Task instructions:
Scan the material for the word "annotation", then return every line where it appears.
---+---
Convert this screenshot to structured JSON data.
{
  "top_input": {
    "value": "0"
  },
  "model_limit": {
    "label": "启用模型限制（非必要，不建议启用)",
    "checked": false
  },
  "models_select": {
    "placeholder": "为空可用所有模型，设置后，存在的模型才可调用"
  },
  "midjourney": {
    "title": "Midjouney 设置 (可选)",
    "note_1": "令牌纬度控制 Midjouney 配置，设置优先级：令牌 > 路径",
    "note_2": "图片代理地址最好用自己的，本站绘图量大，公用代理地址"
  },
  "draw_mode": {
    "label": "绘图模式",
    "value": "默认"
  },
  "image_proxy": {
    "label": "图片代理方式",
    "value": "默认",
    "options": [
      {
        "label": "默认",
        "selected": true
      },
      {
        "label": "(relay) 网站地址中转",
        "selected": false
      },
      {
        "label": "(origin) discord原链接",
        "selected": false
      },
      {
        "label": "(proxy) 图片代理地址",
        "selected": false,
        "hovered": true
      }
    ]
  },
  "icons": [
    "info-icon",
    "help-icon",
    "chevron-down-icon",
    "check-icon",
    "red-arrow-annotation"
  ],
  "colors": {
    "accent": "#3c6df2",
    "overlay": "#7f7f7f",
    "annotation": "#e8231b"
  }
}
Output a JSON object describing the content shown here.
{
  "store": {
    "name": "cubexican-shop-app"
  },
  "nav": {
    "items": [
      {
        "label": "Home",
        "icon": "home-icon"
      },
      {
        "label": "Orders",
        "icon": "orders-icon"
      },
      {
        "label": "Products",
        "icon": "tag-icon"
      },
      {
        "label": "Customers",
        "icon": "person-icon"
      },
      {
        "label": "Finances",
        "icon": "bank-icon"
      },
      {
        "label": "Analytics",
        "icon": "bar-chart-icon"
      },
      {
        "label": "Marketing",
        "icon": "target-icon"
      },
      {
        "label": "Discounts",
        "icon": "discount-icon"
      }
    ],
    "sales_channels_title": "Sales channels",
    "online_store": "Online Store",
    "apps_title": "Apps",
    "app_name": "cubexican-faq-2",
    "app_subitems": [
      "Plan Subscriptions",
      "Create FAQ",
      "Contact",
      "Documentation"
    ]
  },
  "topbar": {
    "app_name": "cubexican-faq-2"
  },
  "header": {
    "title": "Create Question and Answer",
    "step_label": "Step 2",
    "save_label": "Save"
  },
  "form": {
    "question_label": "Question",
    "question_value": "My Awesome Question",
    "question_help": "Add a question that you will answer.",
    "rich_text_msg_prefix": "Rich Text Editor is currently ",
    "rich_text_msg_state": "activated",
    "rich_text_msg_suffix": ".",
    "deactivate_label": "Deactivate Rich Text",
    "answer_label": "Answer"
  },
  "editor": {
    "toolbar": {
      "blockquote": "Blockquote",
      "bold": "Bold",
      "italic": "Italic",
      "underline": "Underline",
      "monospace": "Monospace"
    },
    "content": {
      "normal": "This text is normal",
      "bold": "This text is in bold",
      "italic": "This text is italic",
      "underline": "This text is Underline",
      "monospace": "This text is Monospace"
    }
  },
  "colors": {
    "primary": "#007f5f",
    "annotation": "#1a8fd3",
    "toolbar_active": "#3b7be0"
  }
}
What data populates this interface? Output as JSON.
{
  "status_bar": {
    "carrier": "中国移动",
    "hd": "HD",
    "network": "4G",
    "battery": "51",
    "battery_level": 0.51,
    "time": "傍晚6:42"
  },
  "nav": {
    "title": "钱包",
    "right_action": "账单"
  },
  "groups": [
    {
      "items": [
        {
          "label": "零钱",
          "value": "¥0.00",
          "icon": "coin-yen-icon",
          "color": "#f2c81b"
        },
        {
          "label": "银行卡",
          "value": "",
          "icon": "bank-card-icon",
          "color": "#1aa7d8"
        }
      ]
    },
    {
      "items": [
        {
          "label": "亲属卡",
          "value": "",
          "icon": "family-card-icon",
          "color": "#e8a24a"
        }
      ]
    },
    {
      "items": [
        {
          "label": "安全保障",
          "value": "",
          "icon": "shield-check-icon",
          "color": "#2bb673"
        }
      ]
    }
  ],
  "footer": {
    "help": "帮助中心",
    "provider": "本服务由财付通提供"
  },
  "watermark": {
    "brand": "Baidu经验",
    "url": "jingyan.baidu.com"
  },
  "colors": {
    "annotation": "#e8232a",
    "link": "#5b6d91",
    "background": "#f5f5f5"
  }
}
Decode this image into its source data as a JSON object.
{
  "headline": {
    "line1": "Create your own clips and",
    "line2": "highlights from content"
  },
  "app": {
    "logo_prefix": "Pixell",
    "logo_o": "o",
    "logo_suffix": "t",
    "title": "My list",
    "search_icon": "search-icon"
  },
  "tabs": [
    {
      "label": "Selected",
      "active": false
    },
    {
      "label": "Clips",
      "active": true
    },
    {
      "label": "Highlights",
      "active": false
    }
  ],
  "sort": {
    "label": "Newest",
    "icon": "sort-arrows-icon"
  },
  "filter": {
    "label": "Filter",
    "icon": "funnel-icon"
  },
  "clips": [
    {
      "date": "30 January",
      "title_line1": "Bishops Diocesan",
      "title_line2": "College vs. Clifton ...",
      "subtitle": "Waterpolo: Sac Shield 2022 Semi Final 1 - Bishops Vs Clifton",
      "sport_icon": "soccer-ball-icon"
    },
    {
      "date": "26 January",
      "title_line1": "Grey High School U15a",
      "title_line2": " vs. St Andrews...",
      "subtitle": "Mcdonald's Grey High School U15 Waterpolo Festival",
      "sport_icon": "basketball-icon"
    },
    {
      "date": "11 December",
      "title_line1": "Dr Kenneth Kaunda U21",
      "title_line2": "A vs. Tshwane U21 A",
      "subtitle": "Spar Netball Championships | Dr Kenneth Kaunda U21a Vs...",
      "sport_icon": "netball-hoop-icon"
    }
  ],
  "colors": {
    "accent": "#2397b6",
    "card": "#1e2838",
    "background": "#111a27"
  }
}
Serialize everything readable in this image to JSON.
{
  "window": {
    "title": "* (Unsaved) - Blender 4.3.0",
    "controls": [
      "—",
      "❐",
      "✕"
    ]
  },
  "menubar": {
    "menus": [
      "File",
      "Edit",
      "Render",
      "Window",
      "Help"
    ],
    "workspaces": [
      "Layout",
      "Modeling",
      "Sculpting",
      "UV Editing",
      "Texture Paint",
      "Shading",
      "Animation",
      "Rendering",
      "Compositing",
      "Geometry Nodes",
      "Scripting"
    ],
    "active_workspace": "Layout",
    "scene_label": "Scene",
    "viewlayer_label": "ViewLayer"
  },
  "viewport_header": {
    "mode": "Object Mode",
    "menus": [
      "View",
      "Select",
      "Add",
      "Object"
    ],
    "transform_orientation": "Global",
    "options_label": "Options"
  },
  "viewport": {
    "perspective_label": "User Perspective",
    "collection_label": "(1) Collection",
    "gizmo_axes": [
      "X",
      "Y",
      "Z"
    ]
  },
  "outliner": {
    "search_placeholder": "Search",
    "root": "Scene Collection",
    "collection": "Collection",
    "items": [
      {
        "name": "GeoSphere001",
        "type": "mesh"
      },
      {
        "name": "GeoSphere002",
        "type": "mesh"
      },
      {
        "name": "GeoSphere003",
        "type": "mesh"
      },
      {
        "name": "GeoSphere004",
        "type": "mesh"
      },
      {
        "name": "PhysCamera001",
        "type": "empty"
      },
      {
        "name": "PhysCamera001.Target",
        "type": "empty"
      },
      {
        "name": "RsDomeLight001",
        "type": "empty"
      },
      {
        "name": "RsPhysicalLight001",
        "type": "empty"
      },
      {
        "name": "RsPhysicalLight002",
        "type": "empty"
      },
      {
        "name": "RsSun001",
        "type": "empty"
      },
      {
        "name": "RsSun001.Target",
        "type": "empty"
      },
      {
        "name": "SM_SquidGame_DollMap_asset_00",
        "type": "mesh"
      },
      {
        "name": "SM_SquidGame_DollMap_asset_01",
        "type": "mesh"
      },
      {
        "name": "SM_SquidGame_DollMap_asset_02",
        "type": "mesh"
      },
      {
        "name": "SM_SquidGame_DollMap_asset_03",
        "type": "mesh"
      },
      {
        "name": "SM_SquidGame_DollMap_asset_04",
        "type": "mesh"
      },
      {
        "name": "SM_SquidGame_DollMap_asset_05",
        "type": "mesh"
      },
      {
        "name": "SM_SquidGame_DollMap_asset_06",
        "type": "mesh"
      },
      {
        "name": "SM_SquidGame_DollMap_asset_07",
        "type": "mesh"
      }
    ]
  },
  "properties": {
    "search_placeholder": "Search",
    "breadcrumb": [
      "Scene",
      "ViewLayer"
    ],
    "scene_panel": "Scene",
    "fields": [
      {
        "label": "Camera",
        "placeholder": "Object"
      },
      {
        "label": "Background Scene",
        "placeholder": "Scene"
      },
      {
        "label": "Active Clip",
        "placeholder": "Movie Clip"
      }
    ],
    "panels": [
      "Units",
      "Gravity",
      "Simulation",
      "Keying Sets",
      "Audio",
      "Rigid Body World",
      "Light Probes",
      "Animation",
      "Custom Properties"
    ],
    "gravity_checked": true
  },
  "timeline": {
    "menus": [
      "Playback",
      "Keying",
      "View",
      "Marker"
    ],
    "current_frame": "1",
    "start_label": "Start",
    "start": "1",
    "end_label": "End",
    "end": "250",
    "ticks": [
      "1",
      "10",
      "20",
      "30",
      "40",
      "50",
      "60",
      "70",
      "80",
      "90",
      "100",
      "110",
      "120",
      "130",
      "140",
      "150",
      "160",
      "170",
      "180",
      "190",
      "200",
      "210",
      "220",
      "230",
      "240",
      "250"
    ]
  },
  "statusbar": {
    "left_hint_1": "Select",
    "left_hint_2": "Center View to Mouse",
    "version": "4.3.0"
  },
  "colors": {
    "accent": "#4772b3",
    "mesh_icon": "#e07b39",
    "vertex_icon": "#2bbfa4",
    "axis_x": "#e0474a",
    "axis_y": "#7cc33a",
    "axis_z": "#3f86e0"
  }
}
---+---
Solution to this exercise:
    "red-arrow-annotation"
    "annotation": "#e8231b"
    "annotation": "#1a8fd3",
    "annotation": "#e8232a",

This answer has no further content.